The band started in the neighborhood where most of the members grew up. One of its first gigs was a talent show at Katy High School. The catchy name comes from a friend of the band who religiously nursed a bottle of Jack Daniels while listening to the band develop its material.

Guitarist Eddie Rodriguez describes his goals as that of entertainment. "I'm from suburbia, not war-torn Ireland or the inner city."

While the band tries to balance its subjects, the members don't want to be the kind of idealistic, preachy "alternative" band that has been so popular in the past. Above everything else, the members want to give a damn good show.

Constant Buzz describes its music as "not punk, not funk, just no-bullshit, straight-ahead '90s rock 'n' roll."

With the attitude, the sound, and the talent, success is inevitable, right? Hardly. Drummer Mark Archer describes the band as a group that works as hard off stage as when the members play their no-cover formats. Hundreds of mailers, hours of calling and supporters referred to as the Constant Buzz Committee are always working to get the news of the band around town.
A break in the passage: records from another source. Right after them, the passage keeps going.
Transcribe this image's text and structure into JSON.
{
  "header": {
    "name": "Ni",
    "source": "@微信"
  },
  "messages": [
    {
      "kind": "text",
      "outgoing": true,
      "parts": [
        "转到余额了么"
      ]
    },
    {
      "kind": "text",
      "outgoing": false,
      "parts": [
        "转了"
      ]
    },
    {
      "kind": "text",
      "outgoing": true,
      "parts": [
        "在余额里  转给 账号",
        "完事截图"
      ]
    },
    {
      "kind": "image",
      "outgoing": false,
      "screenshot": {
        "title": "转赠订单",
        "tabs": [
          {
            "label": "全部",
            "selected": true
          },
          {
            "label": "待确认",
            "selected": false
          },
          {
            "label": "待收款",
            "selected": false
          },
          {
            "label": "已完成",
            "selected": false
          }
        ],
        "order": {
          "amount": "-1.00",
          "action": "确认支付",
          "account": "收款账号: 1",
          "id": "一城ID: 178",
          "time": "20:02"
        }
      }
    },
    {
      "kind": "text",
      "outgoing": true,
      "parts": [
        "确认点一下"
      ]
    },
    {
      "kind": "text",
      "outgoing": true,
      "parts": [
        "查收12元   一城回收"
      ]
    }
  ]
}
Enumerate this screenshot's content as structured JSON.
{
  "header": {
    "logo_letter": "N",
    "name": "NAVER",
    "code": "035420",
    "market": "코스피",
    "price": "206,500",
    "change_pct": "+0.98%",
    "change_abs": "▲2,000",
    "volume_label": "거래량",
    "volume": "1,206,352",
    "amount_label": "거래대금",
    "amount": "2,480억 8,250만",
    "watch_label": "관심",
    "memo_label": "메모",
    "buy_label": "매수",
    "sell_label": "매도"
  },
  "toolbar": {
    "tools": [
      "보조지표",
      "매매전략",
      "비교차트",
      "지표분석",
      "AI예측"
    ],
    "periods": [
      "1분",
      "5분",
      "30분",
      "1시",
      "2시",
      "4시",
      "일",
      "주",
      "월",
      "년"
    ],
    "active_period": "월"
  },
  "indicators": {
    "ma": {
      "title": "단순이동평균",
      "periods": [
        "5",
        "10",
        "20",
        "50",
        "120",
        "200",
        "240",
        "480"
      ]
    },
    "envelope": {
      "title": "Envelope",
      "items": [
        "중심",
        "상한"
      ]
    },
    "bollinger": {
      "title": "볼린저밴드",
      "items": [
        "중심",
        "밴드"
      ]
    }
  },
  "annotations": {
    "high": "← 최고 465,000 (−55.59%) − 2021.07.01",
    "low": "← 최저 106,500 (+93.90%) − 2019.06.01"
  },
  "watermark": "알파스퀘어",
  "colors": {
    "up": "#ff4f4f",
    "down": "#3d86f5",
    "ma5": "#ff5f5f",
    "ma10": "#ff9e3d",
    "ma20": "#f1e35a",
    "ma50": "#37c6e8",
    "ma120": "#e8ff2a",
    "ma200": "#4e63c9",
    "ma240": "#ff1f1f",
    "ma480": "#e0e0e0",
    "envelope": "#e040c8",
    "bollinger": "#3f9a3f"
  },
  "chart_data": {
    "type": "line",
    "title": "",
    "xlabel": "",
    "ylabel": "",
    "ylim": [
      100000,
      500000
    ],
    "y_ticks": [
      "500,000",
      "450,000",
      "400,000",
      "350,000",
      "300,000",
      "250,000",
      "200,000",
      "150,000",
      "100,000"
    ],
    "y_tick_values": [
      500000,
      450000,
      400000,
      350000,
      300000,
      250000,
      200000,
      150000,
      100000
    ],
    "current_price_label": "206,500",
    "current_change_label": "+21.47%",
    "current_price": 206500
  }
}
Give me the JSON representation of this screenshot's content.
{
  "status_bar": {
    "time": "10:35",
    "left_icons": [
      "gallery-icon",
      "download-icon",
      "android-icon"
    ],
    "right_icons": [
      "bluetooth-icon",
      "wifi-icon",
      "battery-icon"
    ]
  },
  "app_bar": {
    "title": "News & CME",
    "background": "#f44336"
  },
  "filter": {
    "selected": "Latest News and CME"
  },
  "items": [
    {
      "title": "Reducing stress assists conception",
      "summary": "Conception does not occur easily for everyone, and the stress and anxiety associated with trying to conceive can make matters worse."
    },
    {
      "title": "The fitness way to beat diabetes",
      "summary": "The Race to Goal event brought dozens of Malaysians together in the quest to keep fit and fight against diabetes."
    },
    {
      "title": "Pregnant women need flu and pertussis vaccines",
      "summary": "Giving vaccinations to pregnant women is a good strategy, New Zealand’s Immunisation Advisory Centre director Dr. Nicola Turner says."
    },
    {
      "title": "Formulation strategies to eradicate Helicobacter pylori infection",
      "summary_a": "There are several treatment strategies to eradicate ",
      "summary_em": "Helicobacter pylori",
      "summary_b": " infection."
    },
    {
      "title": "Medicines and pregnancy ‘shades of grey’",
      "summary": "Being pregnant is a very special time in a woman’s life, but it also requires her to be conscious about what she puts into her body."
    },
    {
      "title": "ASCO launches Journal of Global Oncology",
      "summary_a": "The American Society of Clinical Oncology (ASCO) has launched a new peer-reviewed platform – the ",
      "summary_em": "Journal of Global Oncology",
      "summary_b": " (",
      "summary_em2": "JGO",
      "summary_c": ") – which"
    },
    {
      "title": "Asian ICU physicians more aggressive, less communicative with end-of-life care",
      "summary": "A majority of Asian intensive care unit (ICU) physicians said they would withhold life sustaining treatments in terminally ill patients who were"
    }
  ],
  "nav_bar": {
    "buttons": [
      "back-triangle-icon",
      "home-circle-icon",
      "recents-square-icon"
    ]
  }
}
While these guys want nothing to do with the clique of music bands found inside the Loop, they prefer to be considered a Houston band over the Katy billing they usually receive.

This is not to say that Houston is its final goal. The band is working on booking an eight-show tour of the Southeast. Other appearances have included Louisiana and the Best of Texas Music Festival in Austin last month.

The date you should pay attention to is Saturday. The band will be at Fitzgerald's with the doors opening at 8 p.m. Come check these guys out. With their average audience usually being between 300 and 500, I guarantee you won't be alone.




Visit The Daily Cougar